Please bring a camera with zoom lens so you can keep an appropriate distance from the monks. I can not begin to tell you how many tourists I saw shoving their cameras into the monk’s faces, with the flash on nonetheless. It was really disappointing to see. A great place to observe morning alms is on Sisavangvong Road near Wat Mai. From March to October the ceremony starts around 5:30-6:30 am and from 6:00-7:00 am from November to February.
7. Visit the Local Temples
In 1887, China’s Black Flag Army looted the city of Luang Prabang and destroyed many of its original monasteries. Today Luang Prabang has thirty-eight temples that are UNESCO protected. You’ll come across many of them while walking the main roads of the city. Three temples, that I consider must-sees, are Wat Xieng Thong, Wat Mai, and Haw Pha Bang. Both Wat Mai and Wat Xieng survived the Black Flag attacks. Wat Mai dates back to 1780 and is the largest of the temples in Luang Prabang. It remains home to over a thousand monks. It is also one of the most elaborately decorated of the city and houses an emerald Buddha.
Wat Xieng Thong is probably the most well known of the temples in Luang Prabang. It sits within a larger complex near the main road where the Mekong and Nam Khan rivers meet. It’s easily identified by its low, scalloped roof. Haw Pha Bang is one of Luang Prabang’s most attractive temples and is located on the grounds of the Royal Palace. It is a relatively new temple compared to others in the city. It was originally built in 1963 and restoration took place on it from 1993 to 2006. Even though it is a bit more modern of a temple, it is still built in a traditional style and is really beautiful.
8. Dine on French Food
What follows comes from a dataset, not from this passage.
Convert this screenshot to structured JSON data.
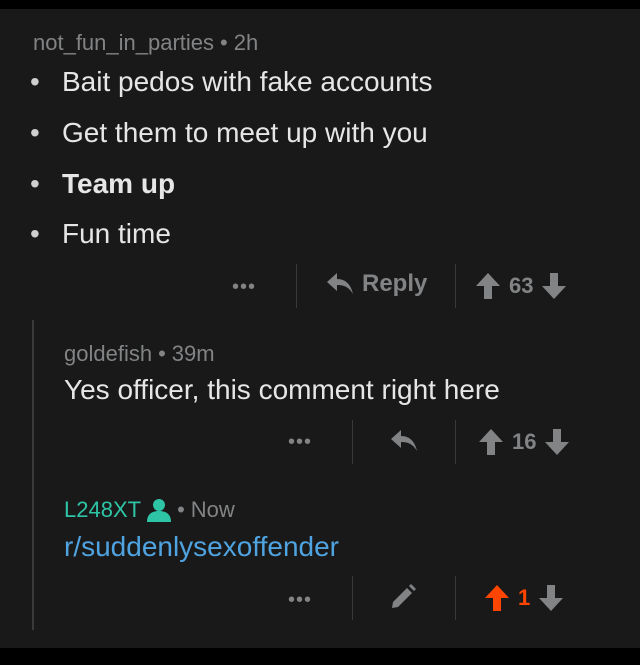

Lao was part of the French Colonial empire in Southeast Asia until it was granted its independence in 1954. A lot of French influence can still be seen in Luang Prabang today, especially in the food. There are numerous French cafes and restaurants scattered throughout the city. These cafes may have been my favorite part of the city. There were so many amazing pastries! Tangor is one of Luang Prabang’s best French restaurants. It has a small, but great patio area and the food really is delicious. I made a mid-day stop here to escape the heat and had their cheese plate and a glass of wine. Truly, some of the best cheese that I’ve had.
Le Banneton has been a staple in Luang Prabang for years. It is a bakery that has become famous for its soft, buttery croissants. I visited Le Banneton twice. Once for their must-try croissant and a coffee, both of which were great and then again the next afternoon, for one of their with amazing crepes with ice cream. Le Café Ban Vat Sene is another must visit. It is a lovely restaurant that still has touches of Lao culture. The expresso is delicious and I highly recommend one of their open-face sandwiches.
I can’t wait to return to Luang Prabang and explore some more. It’s an incredible little place with so much to offer. There are so many amazing things to do in Luang Prabang and they are definitely not limited to this list. I wish I had given myself more than two days there. If you are looking for accommodations in Luang Prabang, I recommend staying at a small boutique hotel called, Maison Dalabua. It’s inexpensive and was one of my favorite hotels of my entire Southeast Asia trip. It’s also walking distance from the center of town and they offer complimentary bikes for all of your exploring!
Interested in seeing more temples on your SE Asia trip? Cambodia is a must. To learn more about the temples of Angkor Wat, read my post, “Eight Must See Temples in Siem Reap“.